“It has far too long been assumed that church leaders stand above the nitty-gritty of biblical and theological study; they have done all that, we implicitly suppose, before they come to the office, and now they simply have to work out the “implications.” They then find themselves spending countless hours at their desks running the church as a business, raising money, or working at dozens of other tasks, rather than pouring over their foundation documents and enquiring ever more closely about Jesus whom they are supposed to be following and teaching others to follow….we should discover more and more who Jesus was and is, precisely in order to be equipped to engage with the world that he came to save. And this is the task for the whole church, especially those appointed to leadership and teaching roles within it…

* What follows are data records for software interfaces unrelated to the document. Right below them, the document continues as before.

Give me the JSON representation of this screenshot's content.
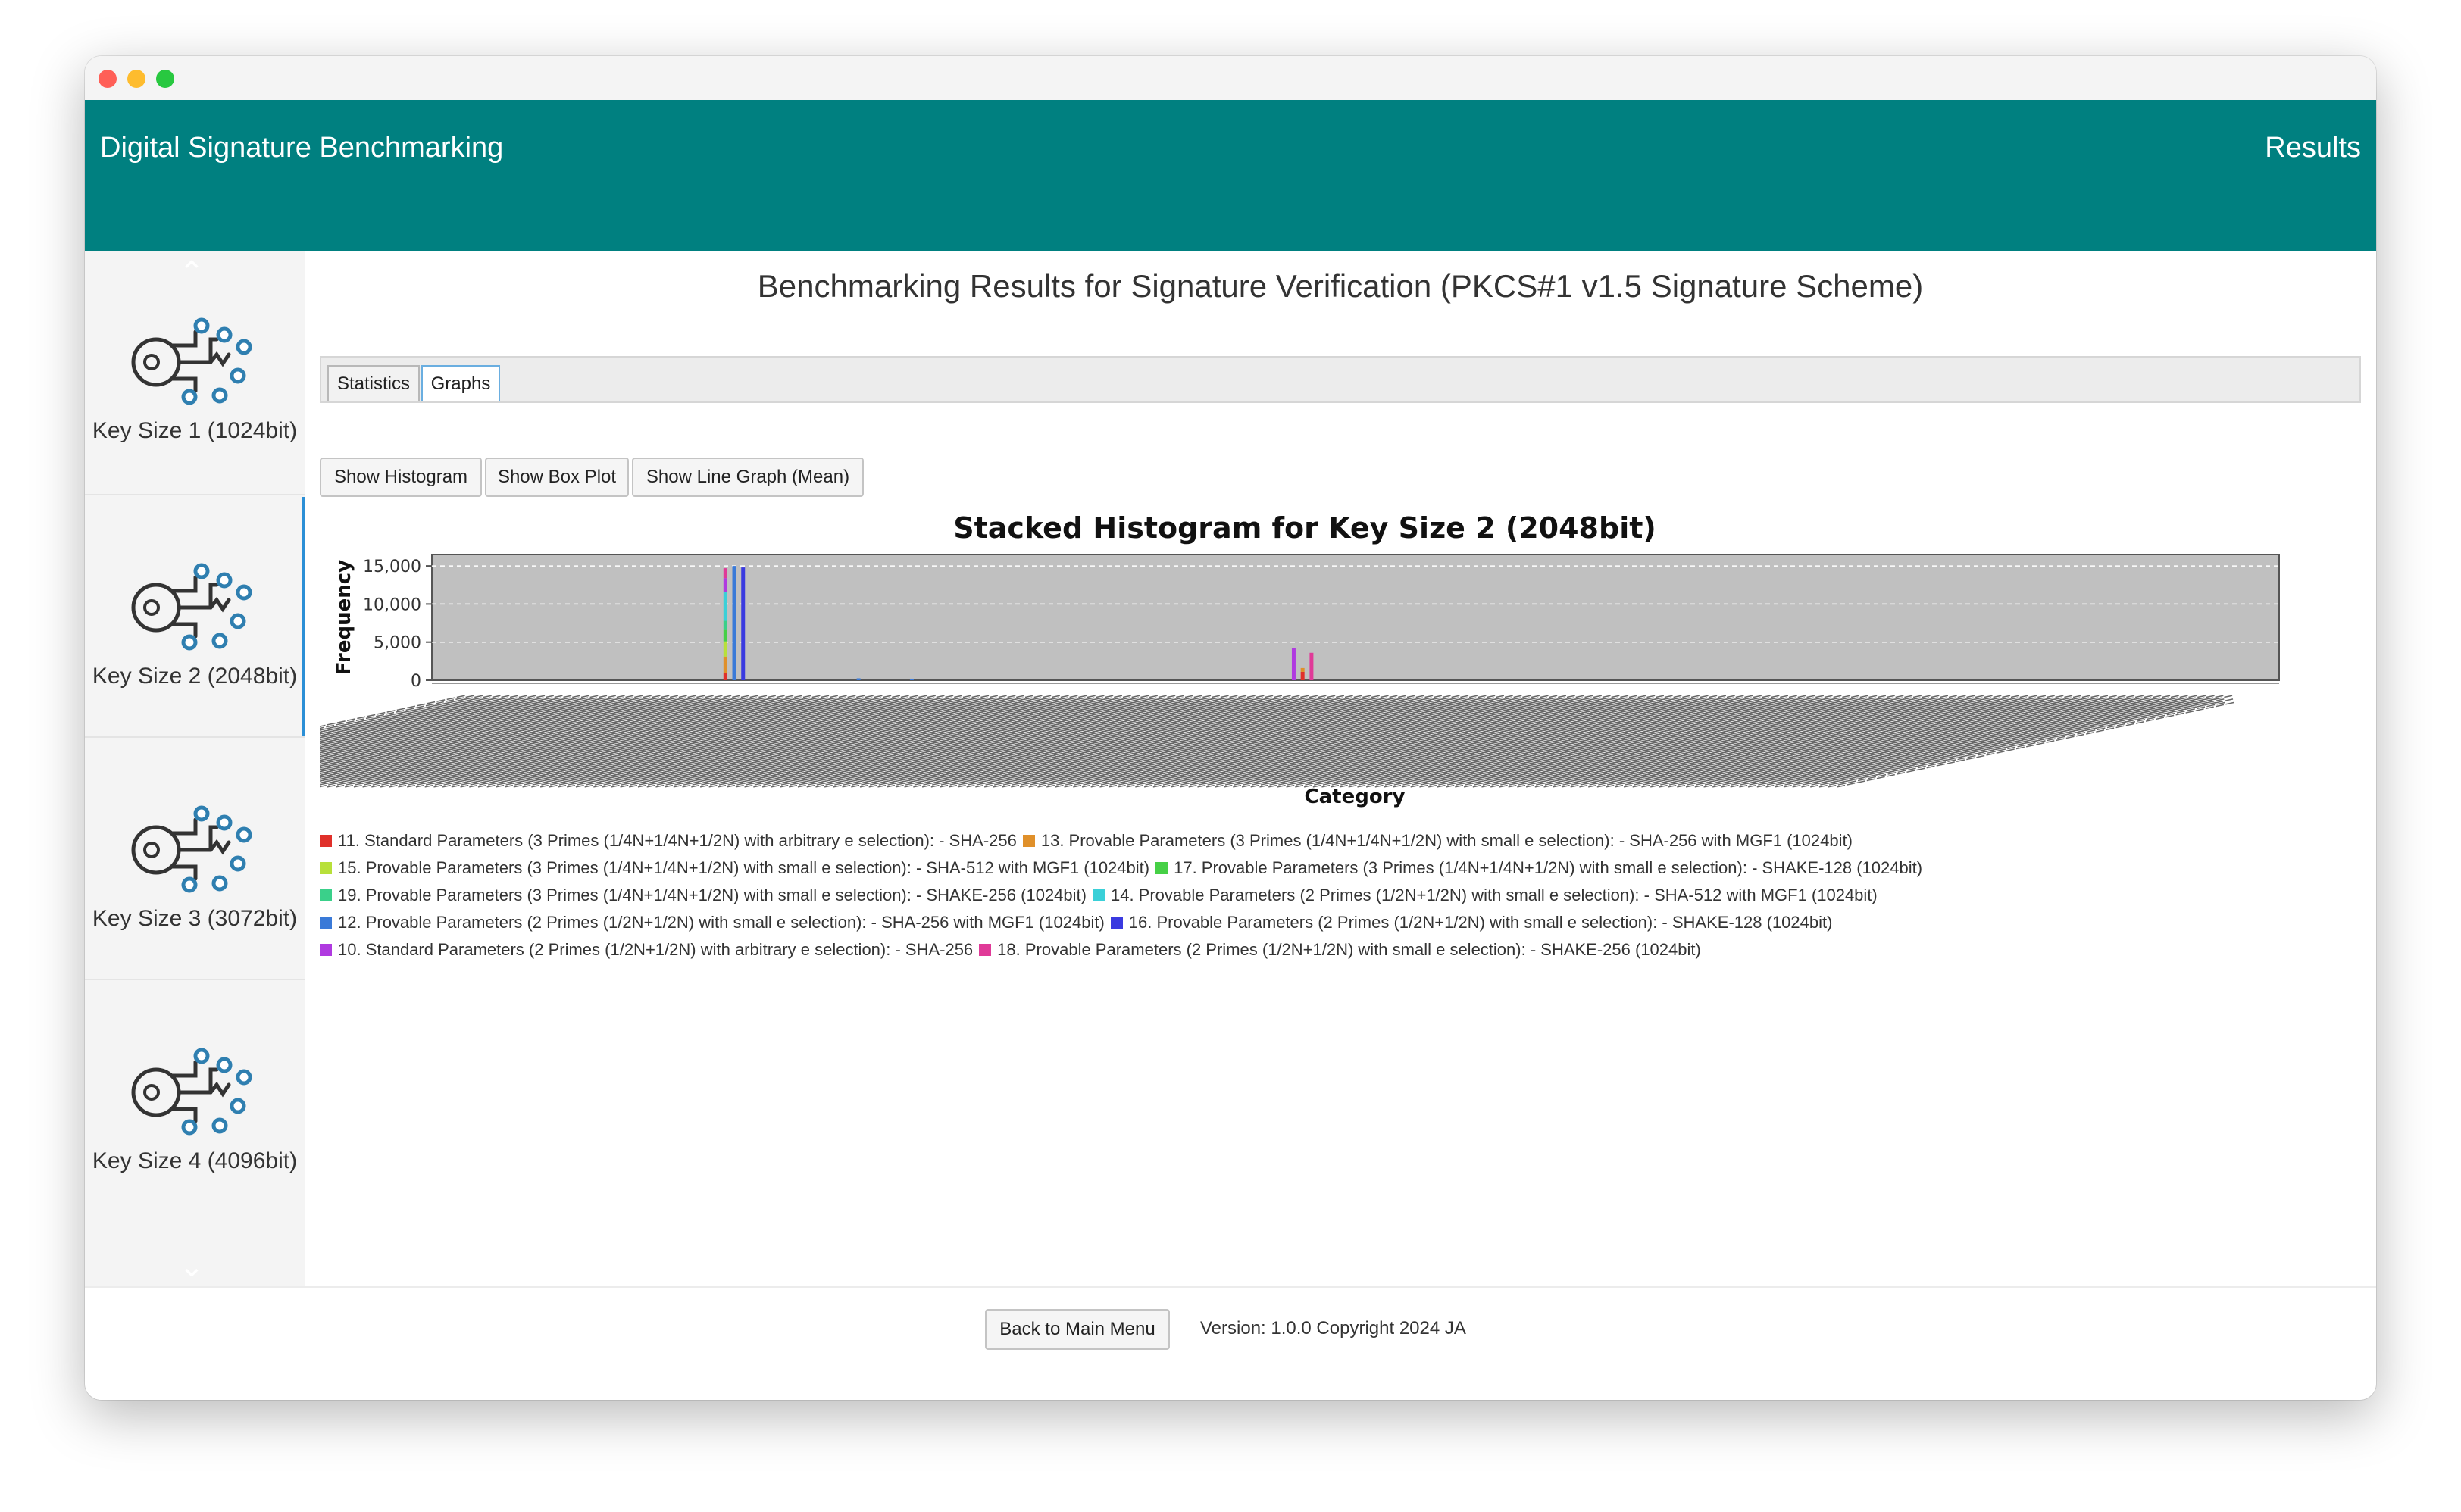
{
  "app": {
    "title": "Digital Signature Benchmarking",
    "section": "Results"
  },
  "sidebar": {
    "items": [
      {
        "label": "Key Size 1 (1024bit)",
        "icon": "key-circuit-icon"
      },
      {
        "label": "Key Size 2 (2048bit)",
        "icon": "key-circuit-icon",
        "selected": true
      },
      {
        "label": "Key Size 3 (3072bit)",
        "icon": "key-circuit-icon"
      },
      {
        "label": "Key Size 4 (4096bit)",
        "icon": "key-circuit-icon"
      }
    ]
  },
  "main": {
    "title": "Benchmarking Results for Signature Verification (PKCS#1 v1.5 Signature Scheme)",
    "tabs": [
      {
        "label": "Statistics"
      },
      {
        "label": "Graphs",
        "active": true
      }
    ],
    "buttons": {
      "histogram": "Show Histogram",
      "boxplot": "Show Box Plot",
      "linegraph": "Show Line Graph (Mean)"
    }
  },
  "chart_data": {
    "type": "bar",
    "stacked": true,
    "title": "Stacked Histogram for Key Size 2 (2048bit)",
    "xlabel": "Category",
    "ylabel": "Frequency",
    "ylim": [
      0,
      16500
    ],
    "yticks": [
      0,
      5000,
      10000,
      15000
    ],
    "ytick_labels": [
      "0",
      "5,000",
      "10,000",
      "15,000"
    ],
    "grid": true,
    "legend_position": "bottom",
    "category_count": 200,
    "series": [
      {
        "name": "11. Standard Parameters (3 Primes (1/4N+1/4N+1/2N) with arbitrary e selection): - SHA-256",
        "color": "#e0302a",
        "points": [
          [
            29,
            900
          ],
          [
            94,
            1100
          ]
        ]
      },
      {
        "name": "13. Provable Parameters (3 Primes (1/4N+1/4N+1/2N) with small e selection): - SHA-256 with MGF1 (1024bit)",
        "color": "#e0902a",
        "points": [
          [
            29,
            2200
          ],
          [
            94,
            500
          ]
        ]
      },
      {
        "name": "15. Provable Parameters (3 Primes (1/4N+1/4N+1/2N) with small e selection): - SHA-512 with MGF1 (1024bit)",
        "color": "#b8e03a",
        "points": [
          [
            29,
            2000
          ]
        ]
      },
      {
        "name": "17. Provable Parameters (3 Primes (1/4N+1/4N+1/2N) with small e selection): - SHAKE-128 (1024bit)",
        "color": "#46d046",
        "points": [
          [
            29,
            1500
          ]
        ]
      },
      {
        "name": "19. Provable Parameters (3 Primes (1/4N+1/4N+1/2N) with small e selection): - SHAKE-256 (1024bit)",
        "color": "#3ad08a",
        "points": [
          [
            29,
            1200
          ]
        ]
      },
      {
        "name": "14. Provable Parameters (2 Primes (1/2N+1/2N) with small e selection): - SHA-512 with MGF1 (1024bit)",
        "color": "#3ad0d8",
        "points": [
          [
            29,
            3800
          ]
        ]
      },
      {
        "name": "12. Provable Parameters (2 Primes (1/2N+1/2N) with small e selection): - SHA-256 with MGF1 (1024bit)",
        "color": "#3a7ad8",
        "points": [
          [
            30,
            15000
          ],
          [
            44,
            250
          ],
          [
            50,
            200
          ]
        ]
      },
      {
        "name": "16. Provable Parameters (2 Primes (1/2N+1/2N) with small e selection): - SHAKE-128 (1024bit)",
        "color": "#3a3ae0",
        "points": [
          [
            31,
            14800
          ]
        ]
      },
      {
        "name": "10. Standard Parameters (2 Primes (1/2N+1/2N) with arbitrary e selection): - SHA-256",
        "color": "#b03ae0",
        "points": [
          [
            29,
            1800
          ],
          [
            93,
            4200
          ]
        ]
      },
      {
        "name": "18. Provable Parameters (2 Primes (1/2N+1/2N) with small e selection): - SHAKE-256 (1024bit)",
        "color": "#e03a98",
        "points": [
          [
            29,
            1300
          ],
          [
            95,
            3600
          ]
        ]
      }
    ]
  },
  "footer": {
    "back_button": "Back to Main Menu",
    "version": "Version: 1.0.0 Copyright 2024 JA"
  }
}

N.T. Wright – The Challange of Jesus (p.31)

Over and over again I have asked myself what a pastor’s needs to be spending his time doing. The business of the church in our culture is important I think. However, I am becoming more and more convinced that the pastorate needs to become respected again as a place where theological thinking takes place in a well thought out way….

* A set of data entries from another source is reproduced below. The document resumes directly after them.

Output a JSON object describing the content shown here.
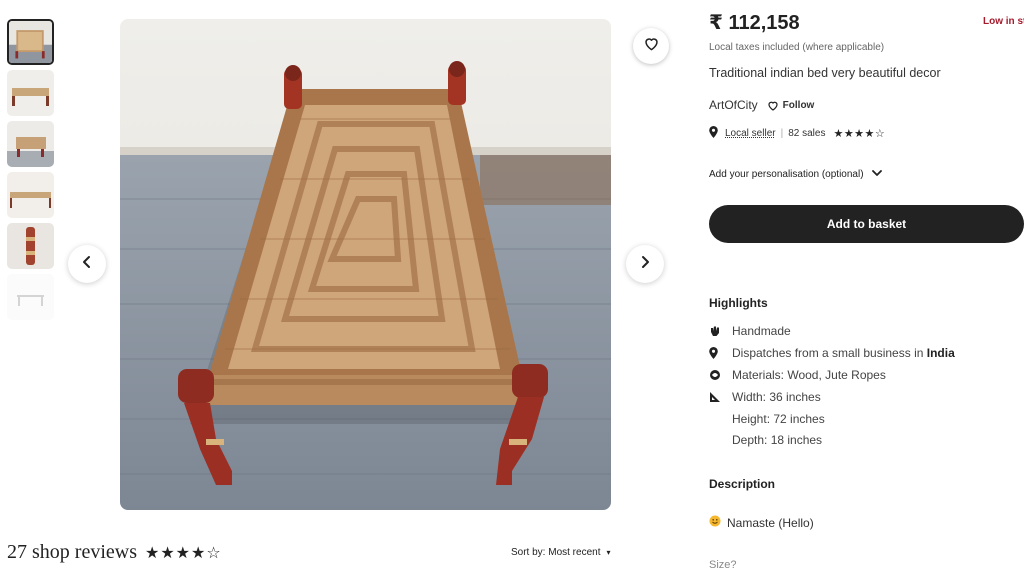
{
  "gallery": {
    "thumbnails": [
      "thumb-1",
      "thumb-2",
      "thumb-3",
      "thumb-4",
      "thumb-5",
      "thumb-6"
    ],
    "prev_icon": "chevron-left-icon",
    "next_icon": "chevron-right-icon",
    "favorite_icon": "heart-icon"
  },
  "reviews": {
    "count_label": "27 shop reviews",
    "stars": "★★★★☆",
    "sort_label": "Sort by: Most recent",
    "sort_caret": "▾"
  },
  "product": {
    "price": "₹ 112,158",
    "stock_note": "Low in stock",
    "taxes_note": "Local taxes included (where applicable)",
    "title": "Traditional indian bed very beautiful decor"
  },
  "shop": {
    "name": "ArtOfCity",
    "follow_label": "Follow",
    "local_seller": "Local seller",
    "sales": "82 sales",
    "stars": "★★★★☆"
  },
  "personalisation": {
    "label": "Add your personalisation (optional)"
  },
  "basket": {
    "label": "Add to basket"
  },
  "highlights": {
    "heading": "Highlights",
    "handmade": "Handmade",
    "dispatch_prefix": "Dispatches from a small business in ",
    "dispatch_country": "India",
    "materials": "Materials: Wood, Jute Ropes",
    "width": "Width: 36 inches",
    "height": "Height: 72 inches",
    "depth": "Depth: 18 inches"
  },
  "description": {
    "heading": "Description",
    "text": "Namaste (Hello)"
  },
  "size": {
    "label": "Size?"
  },
  "colors": {
    "primary_button": "#222222",
    "stock_red": "#a61a2e",
    "muted_text": "#666666"
  }
}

I think in our day, when theology is discussed, a pastor’s view is not as valued as the acedemic world. In most cases this assumption is correct. It is just too bad that it is. Until pastors as a whole begin doing the work of theology, this will stay the case (and it probably will because this is our culture…we just need more pastors where it is not the norm).

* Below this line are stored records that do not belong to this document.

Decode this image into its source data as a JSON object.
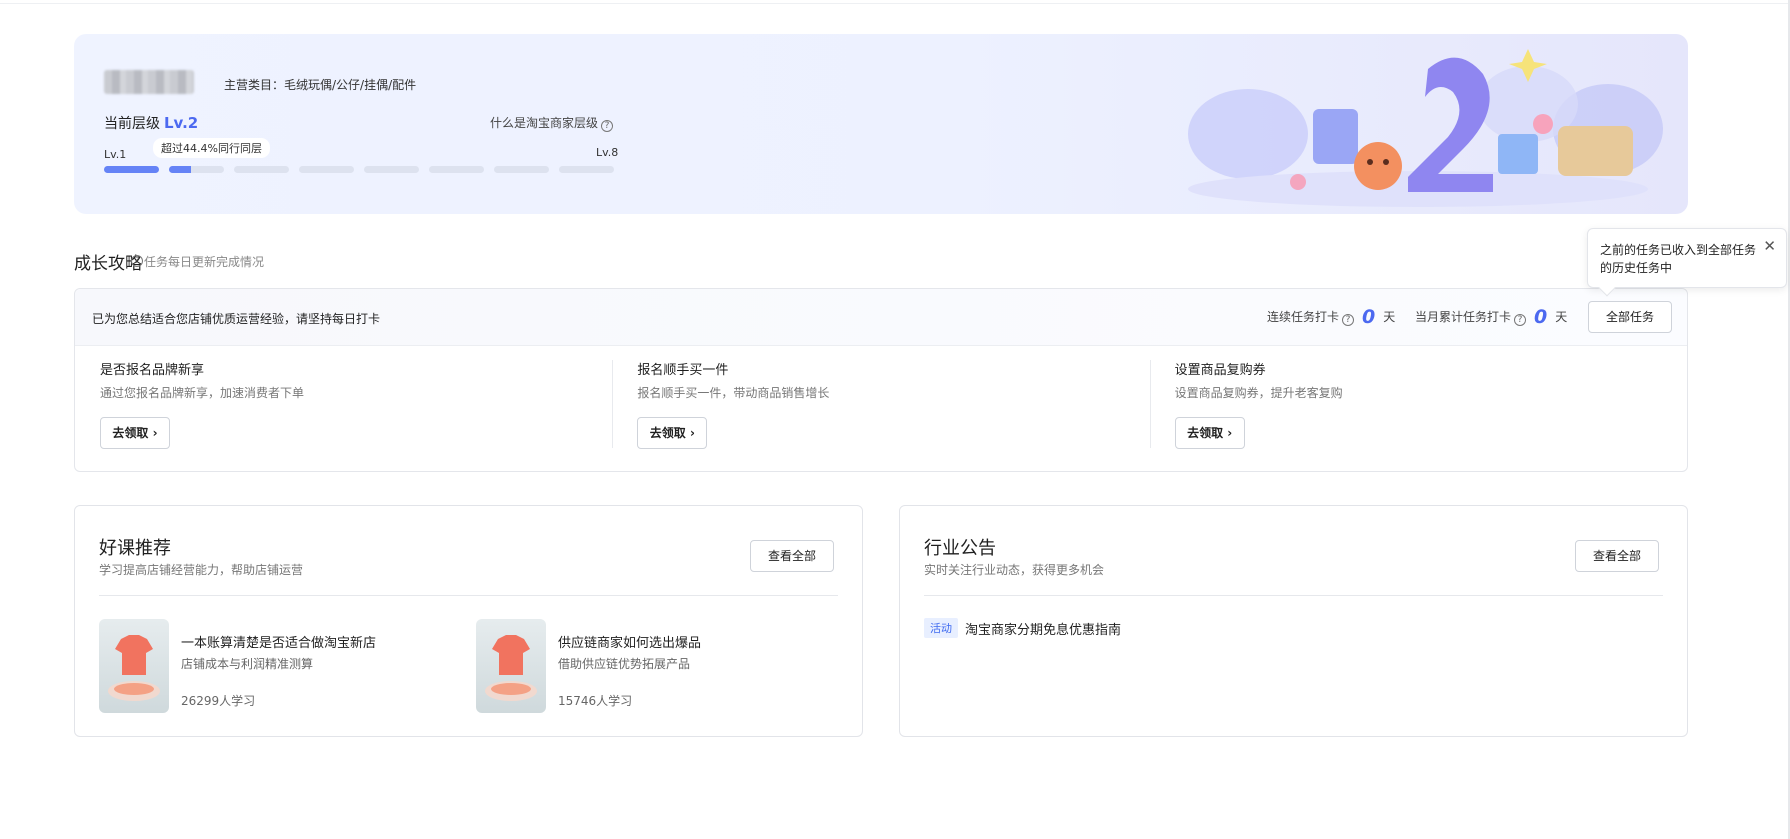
{
  "hero": {
    "category": "主营类目：毛绒玩偶/公仔/挂偶/配件",
    "level_label": "当前层级",
    "level_value": "Lv.2",
    "what_is_link": "什么是淘宝商家层级",
    "level_start": "Lv.1",
    "level_end": "Lv.8",
    "peer_tip": "超过44.4%同行同层",
    "progress": {
      "total_levels": 8,
      "completed": 1,
      "current_partial_percent": 40
    },
    "colors": {
      "accent": "#4c69f0",
      "progress": "#6583f6"
    }
  },
  "growth": {
    "title": "成长攻略",
    "subtitle": "任务每日更新完成情况",
    "tip": "已为您总结适合您店铺优质运营经验，请坚持每日打卡",
    "streak_label": "连续任务打卡",
    "streak_value": "0",
    "streak_unit": "天",
    "month_label": "当月累计任务打卡",
    "month_value": "0",
    "month_unit": "天",
    "all_tasks_button": "全部任务",
    "tasks": [
      {
        "title": "是否报名品牌新享",
        "desc": "通过您报名品牌新享，加速消费者下单",
        "button": "去领取"
      },
      {
        "title": "报名顺手买一件",
        "desc": "报名顺手买一件，带动商品销售增长",
        "button": "去领取"
      },
      {
        "title": "设置商品复购券",
        "desc": "设置商品复购券，提升老客复购",
        "button": "去领取"
      }
    ]
  },
  "popover": {
    "text": "之前的任务已收入到全部任务的历史任务中",
    "close_icon": "close-icon"
  },
  "courses": {
    "title": "好课推荐",
    "subtitle": "学习提高店铺经营能力，帮助店铺运营",
    "view_all": "查看全部",
    "items": [
      {
        "title": "一本账算清楚是否适合做淘宝新店",
        "desc": "店铺成本与利润精准测算",
        "count": "26299人学习"
      },
      {
        "title": "供应链商家如何选出爆品",
        "desc": "借助供应链优势拓展产品",
        "count": "15746人学习"
      }
    ]
  },
  "announcements": {
    "title": "行业公告",
    "subtitle": "实时关注行业动态，获得更多机会",
    "view_all": "查看全部",
    "items": [
      {
        "tag": "活动",
        "text": "淘宝商家分期免息优惠指南"
      }
    ]
  }
}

This is a difficult thing to do in our culture however because we have created these massive coorperate machines we call churches and the role of pastor then becomes managing, leading these machines. We either need to find others to run them and allow the pastor the time to do the business of theology or we might need to downsize our cooperate machines into smaller more authentic communities where pastors are not leading a cooperation, but rather a community of people (i would perfer the second option).